Journal Article (Review)

Photosynthesis is governed by leaf water status that depends on the difference between the rates of transpiration and water supply from the soil and through the plant xylem. When transpiration increases compared to water supply, the leaf water potential reaches a more negative equilibrium, leading to water stress. Both high atmospheric vapor pressure deficit and low soil moisture increase the water demand while decreasing the supply due to lowered soil-to-root conductance and xylem cavitation. Therefore, dry conditions may eventually reduce the leaf water potential to the point of collapsing the plant hydraulic system. This "hydraulic failure" is shown to correspond to a fold bifurcation where the environmental parameters (vapor pressure deficit and soil moisture) trigger the loss of a physiologically sustainable equilibrium. Using a minimal plant hydraulic model, coordination among plant hydraulic traits is shown to result in increased resilience to environmental stresses, thereby impeding hydraulic failure unless hydraulic traits deteriorate due to prolonged water shortage or other damages. © 2014. American Geophysical Union. All Rights Reserved.

Full Text

Duke Authors

Cited Authors

  • Manzoni, S; Katul, G; Porporato, A

Published Date

  • January 1, 2014

Published In

Volume / Issue

  • 50 / 6

Start / End Page

  • 5170 - 5183

Electronic International Standard Serial Number (EISSN)

  • 1944-7973

International Standard Serial Number (ISSN)

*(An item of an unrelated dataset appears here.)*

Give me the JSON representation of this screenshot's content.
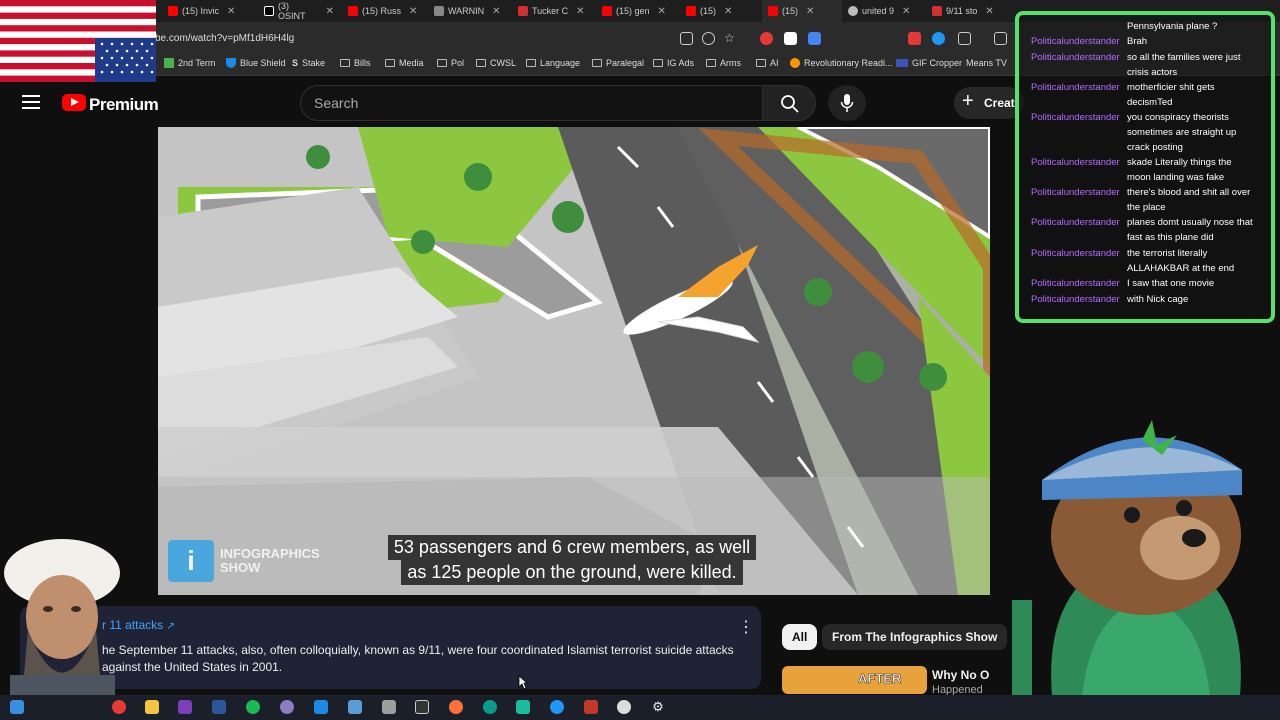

  • 0043-1397

Digital Object Identifier (DOI)

  • 10.1002/2013WR015236

Citation Source

  • Scopus